= GOAL OF THE EXERCISE =
In the entries below, the word "total" appears on some lines. Copy each of those lines.

(Dataset rows for apps and sites)
━━━━━━━━━━━━━━━━

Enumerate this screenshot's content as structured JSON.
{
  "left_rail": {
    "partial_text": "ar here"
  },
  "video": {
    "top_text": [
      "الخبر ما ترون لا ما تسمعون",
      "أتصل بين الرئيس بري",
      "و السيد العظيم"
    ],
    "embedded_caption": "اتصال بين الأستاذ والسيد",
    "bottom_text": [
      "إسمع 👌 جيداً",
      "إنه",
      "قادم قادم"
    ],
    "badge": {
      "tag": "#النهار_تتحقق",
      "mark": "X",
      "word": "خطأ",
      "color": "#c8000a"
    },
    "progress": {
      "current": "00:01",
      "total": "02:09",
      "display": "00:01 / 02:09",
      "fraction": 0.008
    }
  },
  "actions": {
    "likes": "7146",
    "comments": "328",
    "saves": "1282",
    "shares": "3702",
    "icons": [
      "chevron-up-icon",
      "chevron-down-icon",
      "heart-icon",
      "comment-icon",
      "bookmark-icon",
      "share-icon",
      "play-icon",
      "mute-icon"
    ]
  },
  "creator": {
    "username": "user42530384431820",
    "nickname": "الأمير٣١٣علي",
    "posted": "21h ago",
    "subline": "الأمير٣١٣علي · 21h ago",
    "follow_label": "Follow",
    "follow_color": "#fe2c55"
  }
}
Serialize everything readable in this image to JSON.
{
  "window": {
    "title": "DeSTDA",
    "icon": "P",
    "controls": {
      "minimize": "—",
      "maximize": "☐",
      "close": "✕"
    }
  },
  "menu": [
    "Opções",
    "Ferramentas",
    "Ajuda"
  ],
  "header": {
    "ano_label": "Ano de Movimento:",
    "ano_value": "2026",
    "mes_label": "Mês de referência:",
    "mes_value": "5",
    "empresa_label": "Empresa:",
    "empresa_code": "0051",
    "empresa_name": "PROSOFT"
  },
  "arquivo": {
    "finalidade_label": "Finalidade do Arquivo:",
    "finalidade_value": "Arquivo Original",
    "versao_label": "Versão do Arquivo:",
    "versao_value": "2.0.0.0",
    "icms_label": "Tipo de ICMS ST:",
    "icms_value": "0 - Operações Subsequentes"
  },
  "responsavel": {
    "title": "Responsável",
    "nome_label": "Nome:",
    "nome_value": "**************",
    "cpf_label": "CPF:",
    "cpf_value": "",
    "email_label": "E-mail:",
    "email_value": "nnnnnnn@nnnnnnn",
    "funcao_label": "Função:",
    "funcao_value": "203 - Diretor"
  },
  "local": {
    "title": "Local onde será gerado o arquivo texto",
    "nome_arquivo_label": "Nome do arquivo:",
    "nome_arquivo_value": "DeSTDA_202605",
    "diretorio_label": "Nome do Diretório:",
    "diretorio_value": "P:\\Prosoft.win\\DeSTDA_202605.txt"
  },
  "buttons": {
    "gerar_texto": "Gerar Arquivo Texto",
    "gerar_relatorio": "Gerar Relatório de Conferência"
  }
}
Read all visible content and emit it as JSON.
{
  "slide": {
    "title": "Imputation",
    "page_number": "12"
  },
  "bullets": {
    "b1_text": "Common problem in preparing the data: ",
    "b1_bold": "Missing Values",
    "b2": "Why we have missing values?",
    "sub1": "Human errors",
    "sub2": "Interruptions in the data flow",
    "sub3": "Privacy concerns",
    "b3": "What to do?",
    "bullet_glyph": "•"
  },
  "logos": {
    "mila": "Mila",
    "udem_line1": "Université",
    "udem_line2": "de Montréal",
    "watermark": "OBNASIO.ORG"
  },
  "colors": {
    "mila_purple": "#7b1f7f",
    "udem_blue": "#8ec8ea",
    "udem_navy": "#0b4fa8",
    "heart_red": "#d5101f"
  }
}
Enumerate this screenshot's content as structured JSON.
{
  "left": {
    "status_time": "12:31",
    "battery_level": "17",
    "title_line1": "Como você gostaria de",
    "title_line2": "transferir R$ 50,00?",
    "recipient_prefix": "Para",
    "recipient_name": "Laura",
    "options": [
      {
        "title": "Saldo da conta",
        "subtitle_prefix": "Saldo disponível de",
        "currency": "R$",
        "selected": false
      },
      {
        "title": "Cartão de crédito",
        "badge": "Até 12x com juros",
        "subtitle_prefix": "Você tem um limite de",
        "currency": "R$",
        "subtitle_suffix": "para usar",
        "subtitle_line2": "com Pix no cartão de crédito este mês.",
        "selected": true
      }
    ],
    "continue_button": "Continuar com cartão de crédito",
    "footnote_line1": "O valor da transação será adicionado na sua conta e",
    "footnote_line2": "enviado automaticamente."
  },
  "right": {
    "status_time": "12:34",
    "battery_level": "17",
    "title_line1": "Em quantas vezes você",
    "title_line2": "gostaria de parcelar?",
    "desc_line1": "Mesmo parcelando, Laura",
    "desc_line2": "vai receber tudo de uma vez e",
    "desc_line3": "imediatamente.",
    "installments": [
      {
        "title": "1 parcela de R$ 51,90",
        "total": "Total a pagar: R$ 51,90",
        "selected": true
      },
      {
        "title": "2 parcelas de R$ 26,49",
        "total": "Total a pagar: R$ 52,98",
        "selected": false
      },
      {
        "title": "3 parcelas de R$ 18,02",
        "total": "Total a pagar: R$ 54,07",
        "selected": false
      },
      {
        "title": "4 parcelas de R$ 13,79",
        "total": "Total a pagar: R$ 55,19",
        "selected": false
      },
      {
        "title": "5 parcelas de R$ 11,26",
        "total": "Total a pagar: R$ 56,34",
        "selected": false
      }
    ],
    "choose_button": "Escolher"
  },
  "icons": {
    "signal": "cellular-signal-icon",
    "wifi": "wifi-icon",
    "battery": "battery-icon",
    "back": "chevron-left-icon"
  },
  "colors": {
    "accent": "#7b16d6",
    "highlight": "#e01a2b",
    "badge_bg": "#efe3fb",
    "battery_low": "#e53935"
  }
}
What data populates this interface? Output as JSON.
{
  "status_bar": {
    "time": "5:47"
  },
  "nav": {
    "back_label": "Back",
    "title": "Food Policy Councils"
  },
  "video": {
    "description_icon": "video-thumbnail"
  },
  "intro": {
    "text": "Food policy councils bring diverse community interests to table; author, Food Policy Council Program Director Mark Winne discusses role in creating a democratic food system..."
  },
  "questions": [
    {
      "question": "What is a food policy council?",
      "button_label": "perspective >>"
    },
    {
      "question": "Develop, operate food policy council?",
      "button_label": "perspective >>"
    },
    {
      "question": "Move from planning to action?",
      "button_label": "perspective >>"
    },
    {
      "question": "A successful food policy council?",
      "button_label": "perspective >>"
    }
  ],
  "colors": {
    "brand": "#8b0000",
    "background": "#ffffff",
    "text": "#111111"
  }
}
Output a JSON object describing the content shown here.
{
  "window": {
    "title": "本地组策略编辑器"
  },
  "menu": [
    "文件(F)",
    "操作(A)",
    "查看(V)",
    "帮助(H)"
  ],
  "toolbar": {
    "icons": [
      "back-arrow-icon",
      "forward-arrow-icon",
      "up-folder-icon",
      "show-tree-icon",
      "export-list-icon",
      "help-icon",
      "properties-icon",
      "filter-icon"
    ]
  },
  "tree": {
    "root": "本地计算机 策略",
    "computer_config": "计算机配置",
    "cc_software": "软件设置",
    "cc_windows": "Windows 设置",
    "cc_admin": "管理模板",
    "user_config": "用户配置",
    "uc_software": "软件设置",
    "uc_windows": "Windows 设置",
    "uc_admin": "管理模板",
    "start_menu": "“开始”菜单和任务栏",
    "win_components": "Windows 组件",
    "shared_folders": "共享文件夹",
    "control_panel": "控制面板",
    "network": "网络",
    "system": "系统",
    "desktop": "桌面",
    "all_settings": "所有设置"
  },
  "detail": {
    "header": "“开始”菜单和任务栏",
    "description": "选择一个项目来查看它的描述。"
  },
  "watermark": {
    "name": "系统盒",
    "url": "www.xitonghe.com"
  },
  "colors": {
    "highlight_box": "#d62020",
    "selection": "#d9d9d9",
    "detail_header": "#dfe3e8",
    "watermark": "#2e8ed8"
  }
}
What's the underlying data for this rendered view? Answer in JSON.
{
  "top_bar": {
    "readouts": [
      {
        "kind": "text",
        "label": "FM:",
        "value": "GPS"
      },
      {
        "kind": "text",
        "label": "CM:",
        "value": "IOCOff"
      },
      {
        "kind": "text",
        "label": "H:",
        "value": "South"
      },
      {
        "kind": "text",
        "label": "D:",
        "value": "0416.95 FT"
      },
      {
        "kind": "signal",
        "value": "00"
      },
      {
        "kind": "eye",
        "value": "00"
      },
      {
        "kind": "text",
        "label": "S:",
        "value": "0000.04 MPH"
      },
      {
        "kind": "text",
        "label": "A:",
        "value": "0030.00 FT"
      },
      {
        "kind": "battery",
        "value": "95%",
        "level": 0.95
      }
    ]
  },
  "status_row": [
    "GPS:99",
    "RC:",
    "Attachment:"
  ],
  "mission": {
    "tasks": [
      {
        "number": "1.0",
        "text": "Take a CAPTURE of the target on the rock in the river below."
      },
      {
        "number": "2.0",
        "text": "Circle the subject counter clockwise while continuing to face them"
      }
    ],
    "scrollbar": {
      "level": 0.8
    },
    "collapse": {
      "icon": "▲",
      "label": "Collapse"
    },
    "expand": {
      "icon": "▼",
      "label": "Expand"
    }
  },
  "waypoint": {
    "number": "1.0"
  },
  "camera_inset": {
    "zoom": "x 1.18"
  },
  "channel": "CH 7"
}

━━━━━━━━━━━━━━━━

= FINISHED TASK =
      "total": "02:09",
        "total": "Total a pagar: R$ 51,90",
        "total": "Total a pagar: R$ 52,98",
        "total": "Total a pagar: R$ 54,07",
        "total": "Total a pagar: R$ 55,19",
        "total": "Total a pagar: R$ 56,34",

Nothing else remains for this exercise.